Hu I.-N.,University of Michigan | Zhu C.,University of Michigan | Haines M.,University of Michigan | McComb T.S.,NLIGHT | And 3 more authors.
CLEO: QELS - Fundamental Science, CLEO_QELS 2015 | Year: 2015

Study of nonlinear, intensity-dependent polarization evolution in 55μm core polygonal- CCC fibers reveals that both nonlinear polarization switching as well as robust and intensityindependent polarization maintenance can be achieved depending on input signal polarization. © OSA 2015.

Leisher P.,nLIGHT | Brown A.,nLIGHT | Martinsen R.,nLIGHT | Haden J.,nLIGHT | And 4 more authors.
Proceedings of SPIE - The International Society for Optical Engineering | Year: 2011
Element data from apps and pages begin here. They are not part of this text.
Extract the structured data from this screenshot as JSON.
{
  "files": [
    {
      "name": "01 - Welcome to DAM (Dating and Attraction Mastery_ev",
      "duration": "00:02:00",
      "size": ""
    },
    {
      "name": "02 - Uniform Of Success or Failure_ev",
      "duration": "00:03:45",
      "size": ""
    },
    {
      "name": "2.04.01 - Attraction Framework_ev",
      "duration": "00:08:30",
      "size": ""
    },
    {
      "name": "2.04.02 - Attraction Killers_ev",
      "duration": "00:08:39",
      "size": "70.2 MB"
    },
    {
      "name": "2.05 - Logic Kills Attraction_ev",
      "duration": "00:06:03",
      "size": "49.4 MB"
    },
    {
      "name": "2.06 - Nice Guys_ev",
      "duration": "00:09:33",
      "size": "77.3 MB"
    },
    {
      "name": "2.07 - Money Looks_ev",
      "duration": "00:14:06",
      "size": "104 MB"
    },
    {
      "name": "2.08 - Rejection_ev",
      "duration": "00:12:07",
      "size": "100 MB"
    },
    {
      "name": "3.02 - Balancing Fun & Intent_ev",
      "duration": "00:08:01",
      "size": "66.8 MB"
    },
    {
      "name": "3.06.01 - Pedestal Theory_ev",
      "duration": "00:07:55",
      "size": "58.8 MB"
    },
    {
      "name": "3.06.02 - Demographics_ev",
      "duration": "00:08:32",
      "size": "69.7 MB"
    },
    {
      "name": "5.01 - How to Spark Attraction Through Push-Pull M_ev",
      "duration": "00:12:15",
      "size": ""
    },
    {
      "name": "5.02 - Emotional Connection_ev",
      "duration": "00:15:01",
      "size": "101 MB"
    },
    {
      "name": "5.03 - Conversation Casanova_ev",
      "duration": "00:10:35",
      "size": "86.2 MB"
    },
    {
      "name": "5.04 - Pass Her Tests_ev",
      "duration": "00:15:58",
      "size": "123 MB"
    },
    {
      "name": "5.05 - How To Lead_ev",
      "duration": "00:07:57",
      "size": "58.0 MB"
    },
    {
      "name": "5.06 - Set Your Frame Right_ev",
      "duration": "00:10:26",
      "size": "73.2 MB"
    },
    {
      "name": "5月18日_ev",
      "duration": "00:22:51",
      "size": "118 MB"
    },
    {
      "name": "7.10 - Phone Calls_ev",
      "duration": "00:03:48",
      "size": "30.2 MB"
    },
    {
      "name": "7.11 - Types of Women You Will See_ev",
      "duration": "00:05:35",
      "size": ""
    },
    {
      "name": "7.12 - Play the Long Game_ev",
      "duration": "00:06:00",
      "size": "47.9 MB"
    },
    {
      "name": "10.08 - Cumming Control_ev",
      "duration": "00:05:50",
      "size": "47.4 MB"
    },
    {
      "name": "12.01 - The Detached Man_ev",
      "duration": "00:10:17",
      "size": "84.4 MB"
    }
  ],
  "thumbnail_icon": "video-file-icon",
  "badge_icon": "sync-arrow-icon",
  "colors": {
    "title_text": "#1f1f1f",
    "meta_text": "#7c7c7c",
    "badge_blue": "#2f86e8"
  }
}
Spectrally-narrowed semiconductor laser diodes utilizing external volume gratings can be used to improve TEM00 power scaling and power conversion efficiency in diode-pumped solid state and fiber lasers. This approach is particularly attractive for pumping the narrow upper laser level of Nd:YAG DPSS lasers at 885 nm and the 1532 nm absorption band of Er:YAG DPSS lasers. While it is often believed that the use of such external gratings to wavelength lock diode lasers lead to unavoidable losses in power and efficiency, nLIGHT's proprietary laser designs and external volume grating integration techniques have eliminated these losses in our wavelength-locked diode laser products, enabling a broad range of spectrally locked laser diodes for pumping DPSS as well as fiber laser systems.

Atchley M.,NLIGHT | Martinsen R.,NLIGHT | Price K.,NLIGHT
Laser Focus World | Year: 2013

Properly optimized volume Bragg grating (VBG)-based upper-state laser diode pumping leads to performance and power improvements for diodepumped solid-state (DPSS) lasers. Historically, the industrial workhorse of DPSS lasers has been neodymium:yttrium aluminum garnet (Nd: YAG) pumped at 808 nm due to the large absorption cross section, broad absorption line width, and good thermal properties of the host crystal. The improvements in output power, beam quality, and output polarization gained by using vanadate based crystals place tight specifications on the laser diode pumps. Since vanadate crystals are naturally birefringent, the upper state absorption line width is narrow and strongly polarization dependent, forcing tight specifications on spectral width and wavelength emission stability over varying operating temperatures and operating currents for high-power laser diode pump sources.

Loading NLight collaborators
Loading NLight collaborators